=== Extracted data ===

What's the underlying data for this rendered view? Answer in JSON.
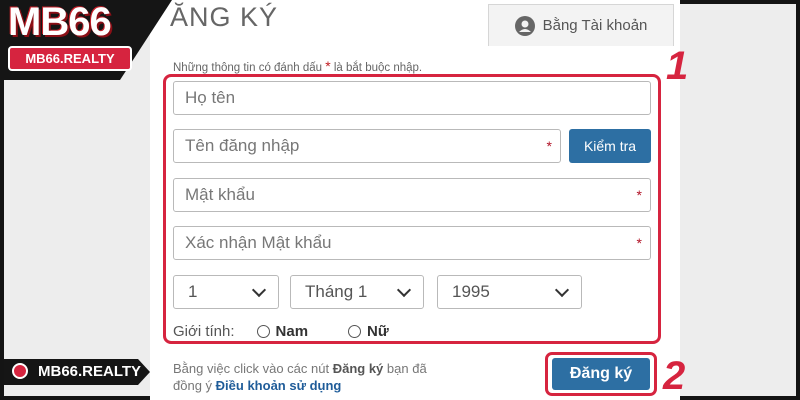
{
  "logo": {
    "title": "MB66",
    "subtitle": "MB66.REALTY"
  },
  "badge": {
    "label": "MB66.REALTY"
  },
  "header": {
    "title": "ĂNG KÝ",
    "tab_account": "Bằng Tài khoản"
  },
  "form": {
    "required_note_before": "Những thông tin có đánh dấu",
    "required_note_after": "là bắt buộc nhập.",
    "required_mark": "*",
    "fullname_placeholder": "Họ tên",
    "username_placeholder": "Tên đăng nhập",
    "check_button": "Kiểm tra",
    "password_placeholder": "Mật khẩu",
    "confirm_password_placeholder": "Xác nhận Mật khẩu",
    "birth_day": "1",
    "birth_month": "Tháng 1",
    "birth_year": "1995",
    "gender_label": "Giới tính:",
    "gender_options": [
      "Nam",
      "Nữ"
    ]
  },
  "terms": {
    "text_1": "Bằng việc click vào các nút",
    "bold": "Đăng ký",
    "text_2": "bạn đã",
    "text_3": "đồng ý",
    "link": "Điều khoản sử dụng"
  },
  "register_button": "Đăng ký",
  "step_labels": [
    "1",
    "2"
  ],
  "colors": {
    "accent_red": "#d6243f",
    "button_blue": "#2d6fa3"
  }
}
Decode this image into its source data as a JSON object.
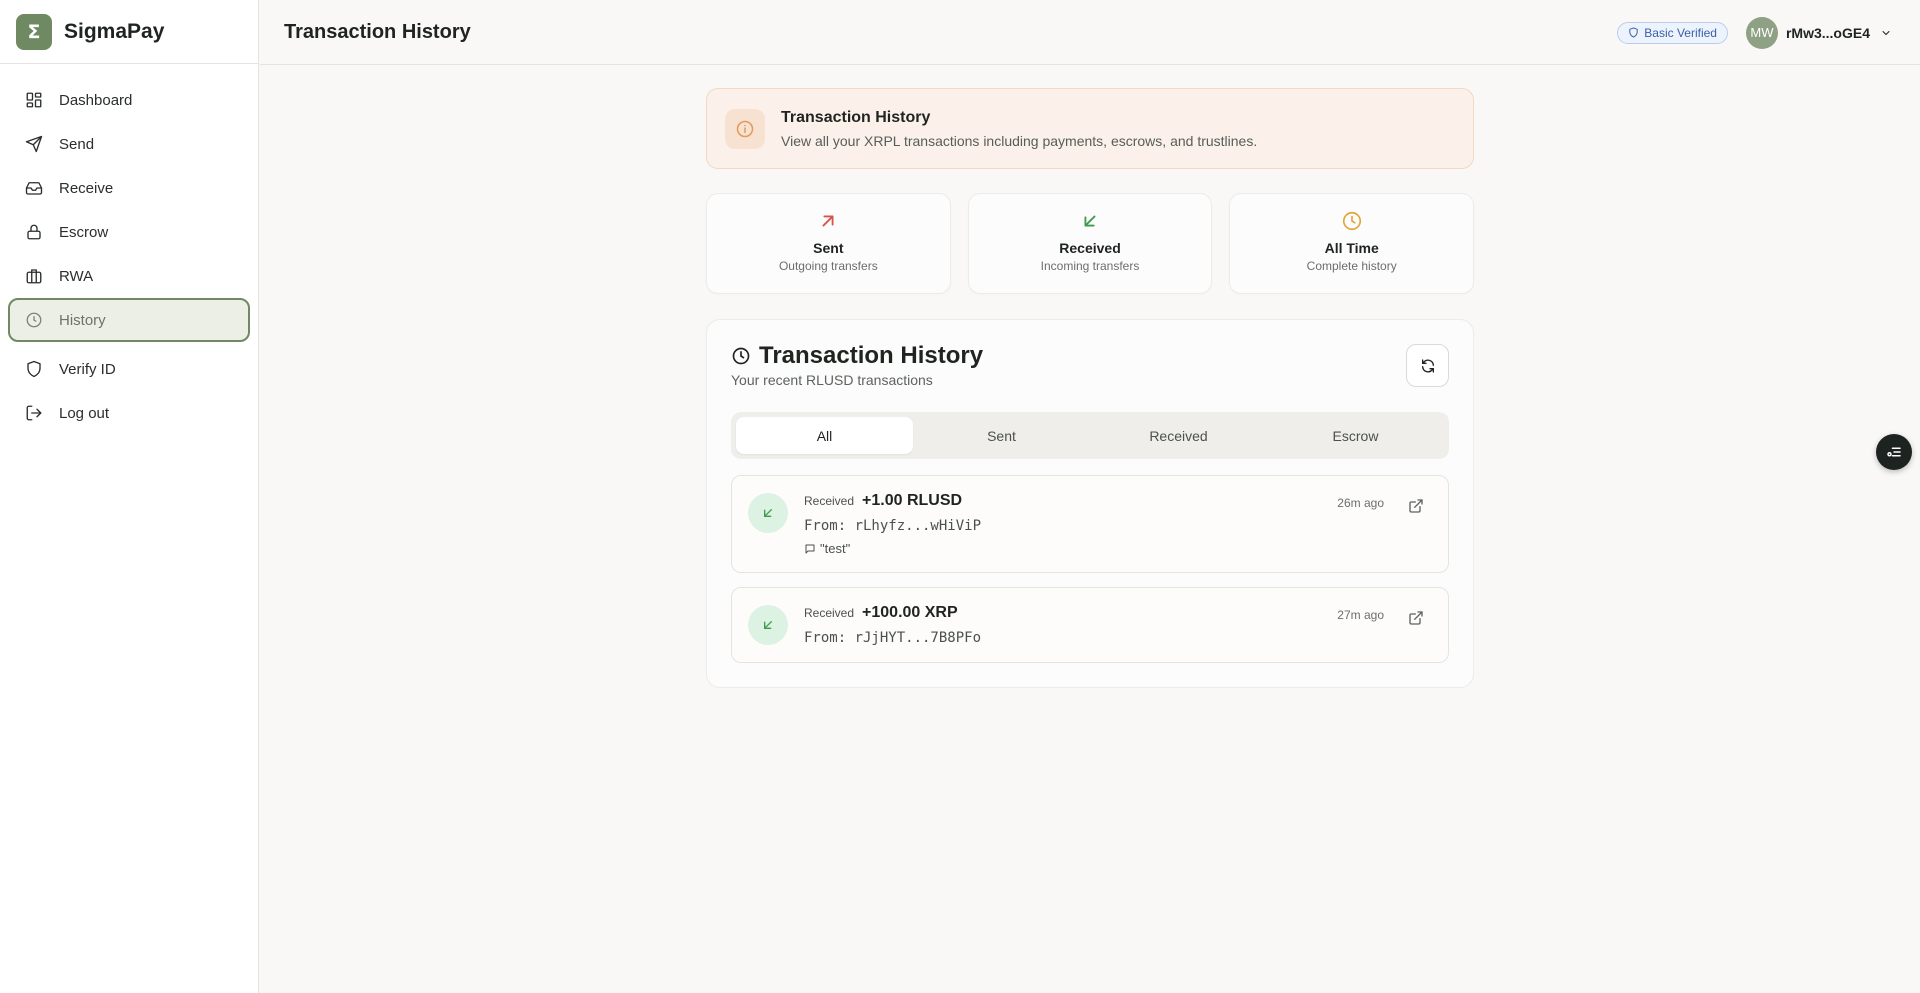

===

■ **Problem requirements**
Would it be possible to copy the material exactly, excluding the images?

■ **Answer area**
What's the underlying data for this rendered view? Answer in JSON.
{
  "logo": {
    "title": "MB66",
    "subtitle": "MB66.REALTY"
  },
  "badge": {
    "label": "MB66.REALTY"
  },
  "header": {
    "title": "ĂNG KÝ",
    "tab_account": "Bằng Tài khoản"
  },
  "form": {
    "required_note_before": "Những thông tin có đánh dấu",
    "required_note_after": "là bắt buộc nhập.",
    "required_mark": "*",
    "fullname_placeholder": "Họ tên",
    "username_placeholder": "Tên đăng nhập",
    "check_button": "Kiểm tra",
    "password_placeholder": "Mật khẩu",
    "confirm_password_placeholder": "Xác nhận Mật khẩu",
    "birth_day": "1",
    "birth_month": "Tháng 1",
    "birth_year": "1995",
    "gender_label": "Giới tính:",
    "gender_options": [
      "Nam",
      "Nữ"
    ]
  },
  "terms": {
    "text_1": "Bằng việc click vào các nút",
    "bold": "Đăng ký",
    "text_2": "bạn đã",
    "text_3": "đồng ý",
    "link": "Điều khoản sử dụng"
  },
  "register_button": "Đăng ký",
  "step_labels": [
    "1",
    "2"
  ],
  "colors": {
    "accent_red": "#d6243f",
    "button_blue": "#2d6fa3"
  }
}
Decode this image into its source data as a JSON object.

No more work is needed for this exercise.